It’s time to share the results from last week’s eco dyeing experiment! I can’t stress how much I enjoyed this project…it is something I am excited to practice at and do more of. We left off last week with the steaming – I steamed my bundles for an hour and then let them sit in plastic bags overnight to try and let the colors steep a bit more. As for the results…I have both good news and bad news.
If you missed part one, be sure to go back and read for instructions on how to prepare your bundles!
When I removed the bundles the next day I knew immediately that one had worked and one most likely had not. The one on top was the bundle made with a bouquet of roses, lilies, and chrysanthemums. The one on the bottom was a mixture of primroses, begonias, African violets, and more rose petals. I could see that the one on the bottom was much more colorful and had some dye seeping out of it. The bad news is, I was right about the first bundle. The rose petals, lilies and chrysanthemums did not seem to have had any effect on the fabric and all I was left with was a slightly greenish tint to the cloth.
The second bundle, however, was much more promising!

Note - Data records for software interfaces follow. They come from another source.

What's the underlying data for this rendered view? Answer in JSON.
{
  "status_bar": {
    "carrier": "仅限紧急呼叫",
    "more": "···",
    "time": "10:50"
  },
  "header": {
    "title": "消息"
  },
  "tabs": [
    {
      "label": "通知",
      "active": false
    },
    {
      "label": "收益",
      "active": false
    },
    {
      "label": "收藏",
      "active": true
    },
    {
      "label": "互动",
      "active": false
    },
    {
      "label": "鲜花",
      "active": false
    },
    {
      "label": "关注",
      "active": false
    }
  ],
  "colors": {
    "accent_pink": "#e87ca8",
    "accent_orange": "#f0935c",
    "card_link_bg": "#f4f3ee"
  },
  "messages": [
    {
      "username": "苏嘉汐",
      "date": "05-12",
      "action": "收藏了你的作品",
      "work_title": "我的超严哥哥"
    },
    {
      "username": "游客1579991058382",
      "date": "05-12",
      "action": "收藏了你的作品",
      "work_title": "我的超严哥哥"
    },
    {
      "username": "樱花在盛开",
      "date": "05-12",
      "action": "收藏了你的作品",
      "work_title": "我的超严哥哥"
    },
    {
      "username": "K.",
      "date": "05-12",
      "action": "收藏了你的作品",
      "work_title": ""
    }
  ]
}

It even looked pretty when I first unrolled it. Remove all of the petals and leaves from the cloth and hang it up to dry. Tip – save your plant materials! Let them dry out and use them to make some potpourri :).
I absolutely love how this came out! The flowers that worked the best from this first experiment are definitely the primroses (which were pink and purple) and the begonias (the ones I used were a reddish orange color). I think I’m even more excited about taking what I’ve learned and experimenting further…testing out new colors and patterns, there’s no end to what you can do with this! I was originally thinking about using this to make a scarf but I think I may just hang it right on my wall as a tapestry. If you are dying something that you want to be able to wash/wear, be sure to fix the fabric first. To do this, let it boil for one hour in a large pot of 4 parts water to one part vinegar prior to dyeing.
For instructions on preparing bundles please refer to Eco Dyeing With Flowers: Part One.
If any of you try this I’d love to see photos! Send ’em to firstname.lastname@example.org :).
More DIY Projects from the BLDG 25 Blog.